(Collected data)

_ _ _ _

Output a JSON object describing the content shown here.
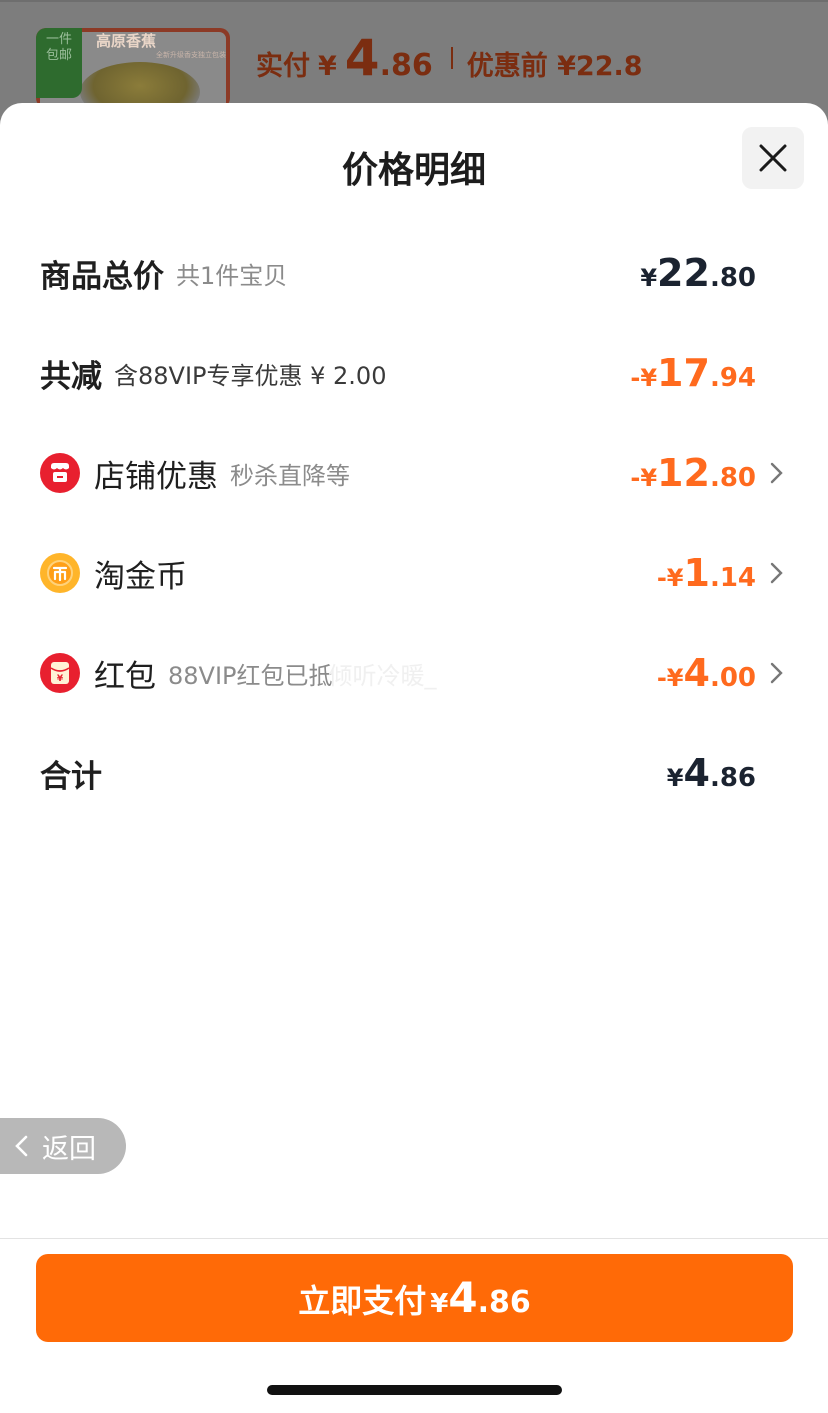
{
  "product": {
    "badge_line1": "一件",
    "badge_line2": "包邮",
    "title": "高原香蕉",
    "subtitle": "全新升级香支独立包装",
    "paid_label": "实付",
    "paid_currency": "¥",
    "paid_int": "4",
    "paid_dec": ".86",
    "orig_label": "优惠前 ¥22.8"
  },
  "sheet": {
    "title": "价格明细",
    "rows": [
      {
        "label": "商品总价",
        "note": "共1件宝贝",
        "currency": "¥",
        "int": "22",
        "dec": ".80"
      },
      {
        "label": "共减",
        "note": "含88VIP专享优惠 ¥ 2.00",
        "currency": "-¥",
        "int": "17",
        "dec": ".94"
      },
      {
        "label": "店铺优惠",
        "note": "秒杀直降等",
        "currency": "-¥",
        "int": "12",
        "dec": ".80",
        "icon": "shop-icon"
      },
      {
        "label": "淘金币",
        "note": "",
        "currency": "-¥",
        "int": "1",
        "dec": ".14",
        "icon": "coin-icon"
      },
      {
        "label": "红包",
        "note": "88VIP红包已抵",
        "currency": "-¥",
        "int": "4",
        "dec": ".00",
        "icon": "red-packet-icon"
      },
      {
        "label": "合计",
        "note": "",
        "currency": "¥",
        "int": "4",
        "dec": ".86"
      }
    ],
    "watermark": "倾听冷暖_",
    "back_label": "返回",
    "pay_button": {
      "label": "立即支付",
      "currency": "¥",
      "int": "4",
      "dec": ".86"
    }
  },
  "colors": {
    "accent": "#ff6a07",
    "discount": "#ff6a1e",
    "text": "#1f1f1f",
    "muted": "#8b8b8b"
  }
}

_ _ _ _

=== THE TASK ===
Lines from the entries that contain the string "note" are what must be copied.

=== RESULT OF THIS TASK ===
        "note": "共1件宝贝",
        "note": "含88VIP专享优惠 ¥ 2.00",
        "note": "秒杀直降等",
        "note": "",
        "note": "88VIP红包已抵",
        "note": "",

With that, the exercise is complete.